Washington Hall, On the Boards’ historic home, continues to be a fitting space for the 12 Minutes Max series, whose March edition opened Sunday, March 23. Curated by Jaycee Coleman, Ilaria Ghattas, and Brett Love—Ambassador Team 4 for the 2013-14 season—this edition was heavy on theater and relatively light on straight dance, but four movement-focused acts held their own.

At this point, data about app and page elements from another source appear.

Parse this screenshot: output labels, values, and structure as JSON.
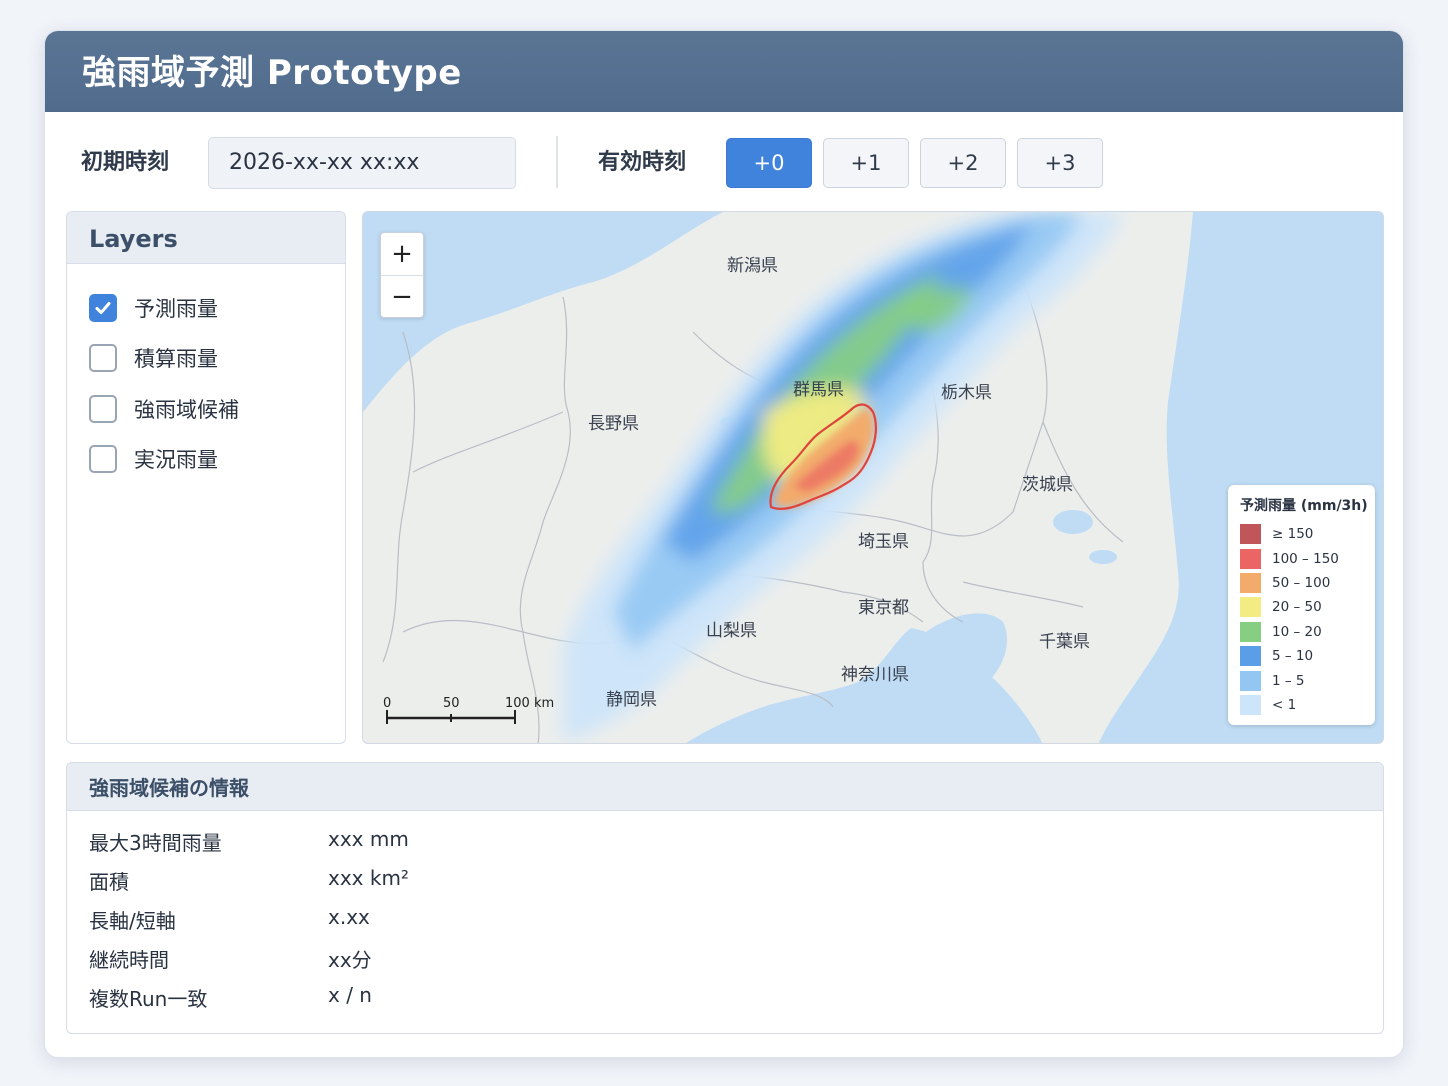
{
  "app": {
    "title": "強雨域予測 Prototype"
  },
  "toolbar": {
    "init_label": "初期時刻",
    "init_value": "2026-xx-xx xx:xx",
    "valid_label": "有効時刻",
    "offsets": [
      "+0",
      "+1",
      "+2",
      "+3"
    ],
    "active_offset": "+0",
    "accent_color": "#3f83dc"
  },
  "layers": {
    "title": "Layers",
    "items": [
      {
        "label": "予測雨量",
        "checked": true
      },
      {
        "label": "積算雨量",
        "checked": false
      },
      {
        "label": "強雨域候補",
        "checked": false
      },
      {
        "label": "実況雨量",
        "checked": false
      }
    ]
  },
  "map": {
    "zoom_in": "+",
    "zoom_out": "−",
    "prefectures": [
      "新潟県",
      "群馬県",
      "栃木県",
      "長野県",
      "茨城県",
      "埼玉県",
      "東京都",
      "山梨県",
      "千葉県",
      "神奈川県",
      "静岡県"
    ],
    "scale": {
      "labels": [
        "0",
        "50",
        "100 km"
      ]
    },
    "legend": {
      "title": "予測雨量 (mm/3h)",
      "entries": [
        {
          "label": "≥ 150",
          "color": "#c0555a"
        },
        {
          "label": "100 – 150",
          "color": "#ea6563"
        },
        {
          "label": "50 – 100",
          "color": "#f3ab6c"
        },
        {
          "label": "20 – 50",
          "color": "#f2ec83"
        },
        {
          "label": "10 – 20",
          "color": "#86cf82"
        },
        {
          "label": "5 – 10",
          "color": "#5b9ee8"
        },
        {
          "label": "1 – 5",
          "color": "#93c6f3"
        },
        {
          "label": "< 1",
          "color": "#cde5fa"
        }
      ]
    }
  },
  "info": {
    "title": "強雨域候補の情報",
    "rows": [
      {
        "key": "最大3時間雨量",
        "value": "xxx mm"
      },
      {
        "key": "面積",
        "value": "xxx km²"
      },
      {
        "key": "長軸/短軸",
        "value": "x.xx"
      },
      {
        "key": "継続時間",
        "value": "xx分"
      },
      {
        "key": "複数Run一致",
        "value": "x / n"
      }
    ]
  }
}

Amy Johnson made her 12MM choreographic debut with Crept-dead-star-time, a duet she performed with dancer Danica Bito. The piece had an intriguingly sci-fi, almost space western feel with the two dancers’ linear movement and close relationship turning them into fearless travelers of time and space (some repeated text hinted at this, as well). Well-chosen costumes capitalized on the physical similarity between Johnson and Bito, with both wearing matching bobs and black velvet jackets with epaulets—a doubling that bolstered the sci-fi effect. For most of the dance, their movement was linear and rhythmic, an offhanded floor leap or an extended balance showing, but not showing off, their technical skill. The high ceilings of Washington Hall provided an appropriate setting for a piece about space, as the size of the room highlighted how small Johnson and Bito were in the expanse. The human relationship between the two developed as they went on their journey, though this is an element that could use a bit more defining. Johnson has laid some strong ground, with a clear vision for the aesthetics and atmosphere of Crept, and a long-term investigation could yield a rich work indeed.
Now to a different subject: clowns. How does one talk about clowns? And where do they fall in the theater-movement-dance spectrum? Mainstream culture has largely sidelined the noble clown, but a good clown is built on a keen study of both physical expression and human nature—it will make you laugh and cry all at once. Christine Longé made herself into a very sweet clown for Anenome’s Suitcase. Accompanied by Debussy’s always-poignant Clair de Lune, Longé’s red-nosed Anenome entered lugging a heavy suitcase which she opened to reveal a crumpled paper, which, as she unwrinkled it, turned out to be a heart. Hopeful now, she guarded her heart carefully before putting it back into her suitcase. It’s a simple set-up, of course, but Longé performed the scenario with aplomb. With such attention to how her body interacted with her props, not to mention the importance of visual metaphor, her act fits neatly in a dance context, and proves that not all fine physical performers need to spin and kick their legs to communicate.
Devin McDermott’s Go Team cracked open the peppy cheerleader stereotype to reveal glimpses of the emotional life of the individuals involved—cheerleaders, yes, or maybe just the ambiguously competitive emotional life of female friendship. McDermott performed with dancers Johnson (in her second performance of the night) and Jamie Maslach, and the three took on abstracted versions of cheer postures interspersed with both bouncy moments of rocking out and more straightforward dance phrases. A major motif of Go Team centered around slowly dropping the peppy smiles to reveal a vulnerable, sad expression and then eventually reigniting the glee. In these moments, the dancers seemed to question their relationship to one another. Their friendship felt tenuous, switching between moments of unity before one, usually McDermott, split from the group to do her own thing. The final section illustrated the instability of their relationship particularly well: Johnson and Maslach had a duet on the floor (were they helping or hindering each other?) before Johnson left to join McDermott’s camp in the corner. The lights went down with Maslach inching her way into the splits, either the victor or the one left out, or perhaps both. Like Johnson’s choreography, McDermott’s Go Team is a strong start to future work on the topic.
Annie Boitano’s Finding Flow closed the evening with a short bit of pure dance—hoop dance, that is. Boitano’s dance was mesmerizing. She spun inside her hoop, not larger than two or three feet in diameter, and then she rotated around the hoop. The hoop became an extension of her body over which she exerted precise control, while simultaneously appearing relaxed and free in all her movements. At every moment something was moving effortlessly, and often her hoop appeared to float. The dance was full of little illusions; the mask she wore added a sense of magic to her performance. Boitano’s piece was an unexpected end to this 12MM, but a wholly delightful one.
The fifth and final 12 Minutes Max of the season will take place May 4-5 at Washington Hall. Find out more about current and past 12 Minutes Max artists here.